Huff off: Straw houses are stronger than you were told…
aterials science is everywhere, and you’ve been learning about it for longer than you’d think.
The first little pig built his house out of straw; the second out of sticks; but it was the cunning third pig, a bricklayer, who taught us all an important lesson about materials selection. In reality, however, the Big Bad Wolf would have dizzied and passed out long before first house succumbed to his huffs and puffs.
Straw houses have been built since the Paleolithic Era on the African plains, and have seen spikes in popularity since – the invention of the mechanical hay baler saw a straw-bale construction craze towards the end of the 19th century, and more recently there has been something of a revival, as alternative materials are considered to improve sustainability.
Straw is an excellent insulator. On top of that it’s cheap, easily available and – an increasingly important word – sustainable.
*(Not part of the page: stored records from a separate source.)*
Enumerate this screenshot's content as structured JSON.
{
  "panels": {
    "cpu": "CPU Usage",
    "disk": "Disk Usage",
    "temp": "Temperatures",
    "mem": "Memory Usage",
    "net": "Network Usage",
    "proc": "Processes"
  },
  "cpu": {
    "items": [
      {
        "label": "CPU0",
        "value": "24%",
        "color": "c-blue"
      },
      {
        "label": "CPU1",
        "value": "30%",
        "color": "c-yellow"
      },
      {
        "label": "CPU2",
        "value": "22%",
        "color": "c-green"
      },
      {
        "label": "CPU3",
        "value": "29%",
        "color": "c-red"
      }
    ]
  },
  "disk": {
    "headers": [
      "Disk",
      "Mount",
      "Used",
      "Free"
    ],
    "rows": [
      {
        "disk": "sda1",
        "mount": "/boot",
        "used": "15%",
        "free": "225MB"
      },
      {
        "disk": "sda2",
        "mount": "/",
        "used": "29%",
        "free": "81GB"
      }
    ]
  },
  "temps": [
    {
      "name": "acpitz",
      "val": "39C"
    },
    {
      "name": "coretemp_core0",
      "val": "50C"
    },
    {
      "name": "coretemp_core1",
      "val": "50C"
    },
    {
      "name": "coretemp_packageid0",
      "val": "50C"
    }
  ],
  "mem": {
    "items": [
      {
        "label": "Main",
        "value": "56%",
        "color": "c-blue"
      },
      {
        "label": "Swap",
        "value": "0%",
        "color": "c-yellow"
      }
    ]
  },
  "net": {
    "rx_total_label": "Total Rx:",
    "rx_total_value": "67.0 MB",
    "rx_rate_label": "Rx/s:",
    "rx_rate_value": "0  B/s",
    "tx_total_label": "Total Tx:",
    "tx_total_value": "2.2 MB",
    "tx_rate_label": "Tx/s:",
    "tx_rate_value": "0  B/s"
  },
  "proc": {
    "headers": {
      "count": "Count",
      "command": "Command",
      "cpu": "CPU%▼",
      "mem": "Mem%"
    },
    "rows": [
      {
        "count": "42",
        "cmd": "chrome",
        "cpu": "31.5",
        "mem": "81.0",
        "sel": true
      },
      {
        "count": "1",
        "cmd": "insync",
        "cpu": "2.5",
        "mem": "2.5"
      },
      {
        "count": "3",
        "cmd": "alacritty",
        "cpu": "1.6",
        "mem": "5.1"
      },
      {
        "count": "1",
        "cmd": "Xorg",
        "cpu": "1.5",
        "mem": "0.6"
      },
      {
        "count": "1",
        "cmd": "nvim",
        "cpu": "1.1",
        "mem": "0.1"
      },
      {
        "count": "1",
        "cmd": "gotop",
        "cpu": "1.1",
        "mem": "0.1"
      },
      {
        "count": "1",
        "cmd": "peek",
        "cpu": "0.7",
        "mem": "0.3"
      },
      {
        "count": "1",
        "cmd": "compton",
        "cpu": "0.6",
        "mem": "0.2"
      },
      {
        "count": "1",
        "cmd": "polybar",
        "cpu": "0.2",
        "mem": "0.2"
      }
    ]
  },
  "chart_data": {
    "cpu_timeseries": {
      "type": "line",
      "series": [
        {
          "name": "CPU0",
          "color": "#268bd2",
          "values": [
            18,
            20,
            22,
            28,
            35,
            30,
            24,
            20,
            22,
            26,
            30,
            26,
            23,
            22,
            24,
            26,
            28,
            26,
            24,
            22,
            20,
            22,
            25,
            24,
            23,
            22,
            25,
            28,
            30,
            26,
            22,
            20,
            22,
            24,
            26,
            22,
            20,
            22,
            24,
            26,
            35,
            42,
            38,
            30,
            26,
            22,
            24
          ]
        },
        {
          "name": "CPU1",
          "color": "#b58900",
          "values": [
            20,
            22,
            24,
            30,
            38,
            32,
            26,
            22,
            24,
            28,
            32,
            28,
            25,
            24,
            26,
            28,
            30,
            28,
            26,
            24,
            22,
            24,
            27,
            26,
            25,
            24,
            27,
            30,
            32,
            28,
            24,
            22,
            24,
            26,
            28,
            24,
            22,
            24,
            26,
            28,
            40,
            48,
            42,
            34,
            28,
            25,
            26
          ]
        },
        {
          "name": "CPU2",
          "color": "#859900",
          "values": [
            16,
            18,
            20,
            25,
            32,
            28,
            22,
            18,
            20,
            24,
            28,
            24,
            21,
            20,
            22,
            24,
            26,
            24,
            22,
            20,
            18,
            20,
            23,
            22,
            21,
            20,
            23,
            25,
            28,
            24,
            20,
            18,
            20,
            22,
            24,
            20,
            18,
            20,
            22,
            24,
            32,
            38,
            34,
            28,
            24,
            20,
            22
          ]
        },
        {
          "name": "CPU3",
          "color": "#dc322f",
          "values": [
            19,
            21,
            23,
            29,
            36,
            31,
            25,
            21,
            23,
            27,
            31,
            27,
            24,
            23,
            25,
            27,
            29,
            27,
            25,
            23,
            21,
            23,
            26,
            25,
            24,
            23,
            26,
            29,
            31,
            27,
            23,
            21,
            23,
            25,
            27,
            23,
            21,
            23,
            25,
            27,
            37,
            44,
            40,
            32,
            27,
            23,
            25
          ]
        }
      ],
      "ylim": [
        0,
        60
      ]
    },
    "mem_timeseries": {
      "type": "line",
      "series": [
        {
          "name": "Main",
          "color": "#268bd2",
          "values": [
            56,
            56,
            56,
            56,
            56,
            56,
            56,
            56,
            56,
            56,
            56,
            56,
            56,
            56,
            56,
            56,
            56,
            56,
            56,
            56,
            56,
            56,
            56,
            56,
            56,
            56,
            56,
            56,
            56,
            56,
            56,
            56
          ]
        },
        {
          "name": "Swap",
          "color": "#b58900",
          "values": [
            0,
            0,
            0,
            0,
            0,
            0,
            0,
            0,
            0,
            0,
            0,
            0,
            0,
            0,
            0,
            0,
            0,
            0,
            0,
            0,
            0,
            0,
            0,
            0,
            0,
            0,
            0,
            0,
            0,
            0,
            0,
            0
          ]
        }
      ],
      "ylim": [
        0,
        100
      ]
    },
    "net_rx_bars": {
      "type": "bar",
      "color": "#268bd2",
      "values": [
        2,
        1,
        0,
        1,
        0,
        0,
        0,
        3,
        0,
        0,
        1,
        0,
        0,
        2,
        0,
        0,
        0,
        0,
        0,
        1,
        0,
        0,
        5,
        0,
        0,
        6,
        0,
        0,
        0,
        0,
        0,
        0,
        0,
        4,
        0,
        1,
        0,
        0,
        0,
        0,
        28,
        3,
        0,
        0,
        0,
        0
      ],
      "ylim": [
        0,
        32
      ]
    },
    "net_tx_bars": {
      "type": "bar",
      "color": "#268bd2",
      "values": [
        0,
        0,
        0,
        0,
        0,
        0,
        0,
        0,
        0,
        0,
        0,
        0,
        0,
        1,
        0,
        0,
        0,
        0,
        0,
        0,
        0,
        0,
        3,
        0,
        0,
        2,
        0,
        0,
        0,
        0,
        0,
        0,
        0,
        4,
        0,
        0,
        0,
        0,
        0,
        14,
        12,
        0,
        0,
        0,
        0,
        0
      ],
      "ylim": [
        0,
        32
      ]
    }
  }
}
The BaleHaus at the University of Bath, which was opened by Kevin McCloud in 2009, was built as a research project in collaboration with industrial partner ModCell, using straw and hemp bale panels. This nifty short video explains the basic principle.
As well as demonstrating fantastic thermal and acoustic performance, in a simulation using hydraulic jacks, the BaleHaus was successfully tested for its resistance to hurricane-force wind levels up to 193kph (120mph). That’s a big set of wolf lungs.
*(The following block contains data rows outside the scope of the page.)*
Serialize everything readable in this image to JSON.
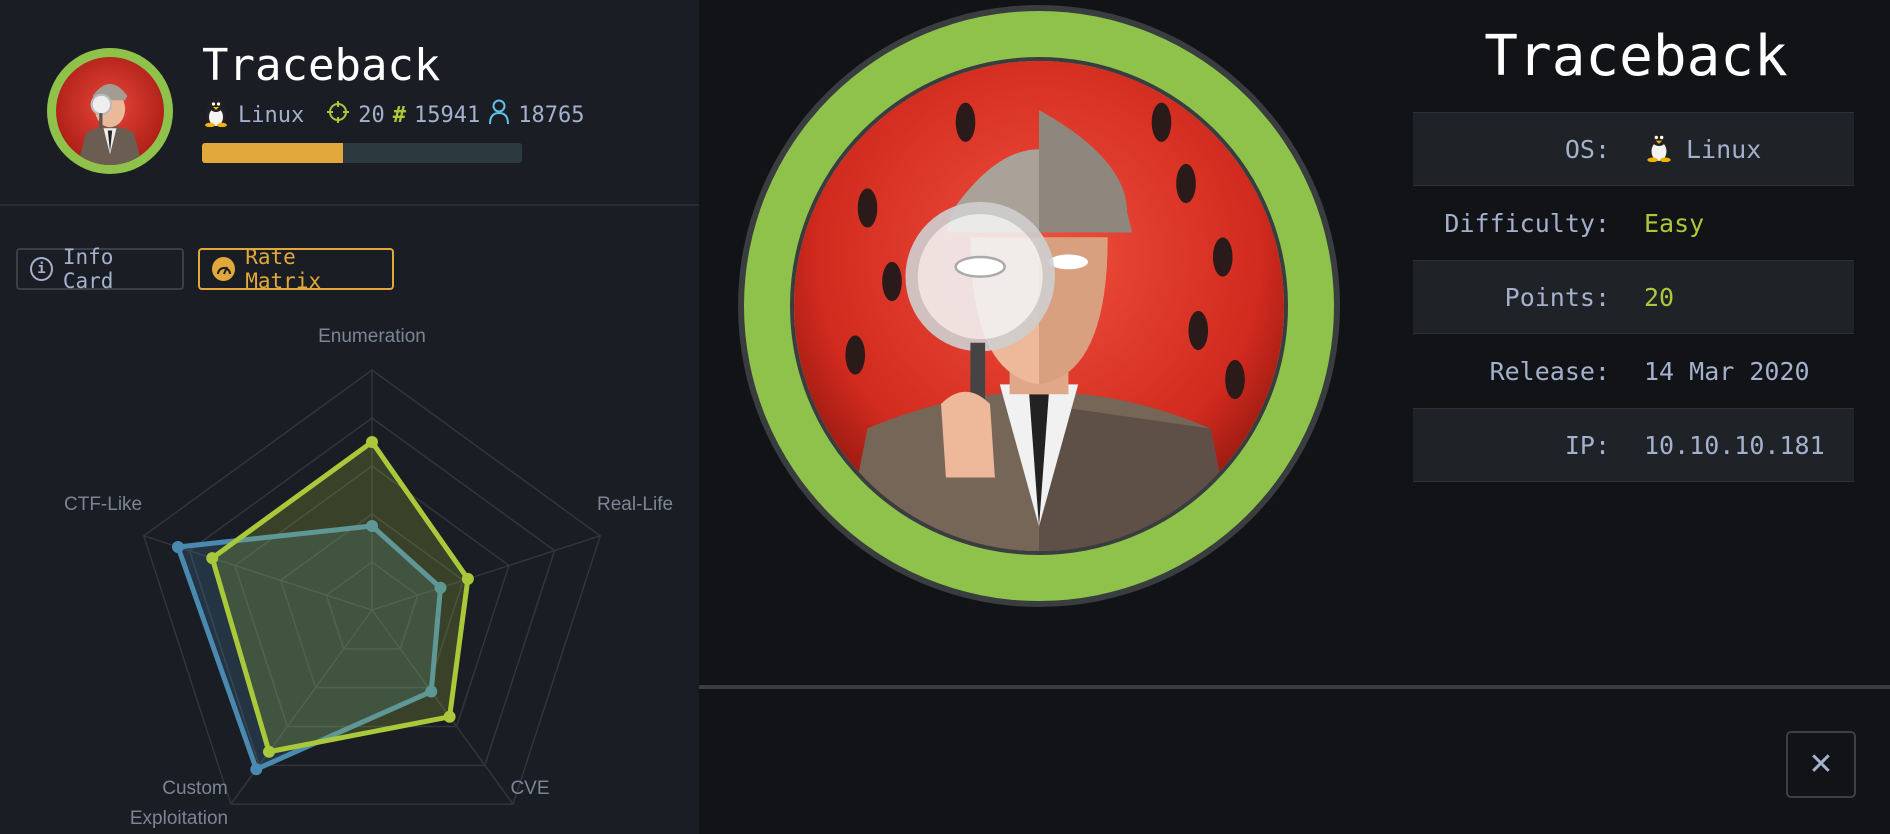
{
  "machine": {
    "name": "Traceback",
    "os": "Linux",
    "points": "20",
    "rank": "15941",
    "users": "18765",
    "progress_percent": 44
  },
  "buttons": {
    "info_card": "Info Card",
    "rate_matrix": "Rate Matrix"
  },
  "chart_data": {
    "type": "radar",
    "categories": [
      "Enumeration",
      "Real-Life",
      "CVE",
      "Custom Exploitation",
      "CTF-Like"
    ],
    "label_lines": [
      [
        "Enumeration"
      ],
      [
        "Real-Life"
      ],
      [
        "CVE"
      ],
      [
        "Custom",
        "Exploitation"
      ],
      [
        "CTF-Like"
      ]
    ],
    "max": 10,
    "series": [
      {
        "color": "#4a8ab0",
        "values": [
          3.5,
          3.0,
          4.2,
          8.2,
          8.5
        ]
      },
      {
        "color": "#a9c93a",
        "values": [
          7.0,
          4.2,
          5.5,
          7.3,
          7.0
        ]
      }
    ]
  },
  "info": {
    "title": "Traceback",
    "rows": [
      {
        "key": "OS:",
        "value": "Linux",
        "icon": "tux-icon"
      },
      {
        "key": "Difficulty:",
        "value": "Easy",
        "color": "#a9c93a"
      },
      {
        "key": "Points:",
        "value": "20",
        "color": "#a9c93a"
      },
      {
        "key": "Release:",
        "value": "14 Mar 2020"
      },
      {
        "key": "IP:",
        "value": "10.10.10.181"
      }
    ]
  },
  "close_label": "✕"
}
You dropped something: This flamboyant chap had better watch his step – that doesn’t look like toughened glass to me…
In a more tongue-in-check scientific evaluation of fairytale lore, Antariksh Bothale, a mechanical engineer in Bombay, asked ‘What qualities would the glass in Cinderella’s slippers need to have in order for her to walk and dance comfortably (and hold her weight)?’
Bothale’s investigation is a bit of fun, but an impressively thorough one. He considers the yield strengths of different forms of glass compared with the comparative stresses that would develop in the material under Cinderella’s estimated maximum weight of 50kg.
Bending glass: Assuming her stepping angle is around 30°, Bothale claims only half of Cinderella’s weight (500 sin 30) would act in the normal direction of the heel…
His studies accounted for the bending that would be applied to her heel causing compressive stress, the increased impact force when she runs out of the castle as midnight approaches… after contemplating all of this and more, Bothale settled on thermally toughened glass to take Cinders to the ball, recommending that she stick to a toe-first foot strike. Take a look at his full assessment here – it even sparked some comment-based debate.
By Simon Frost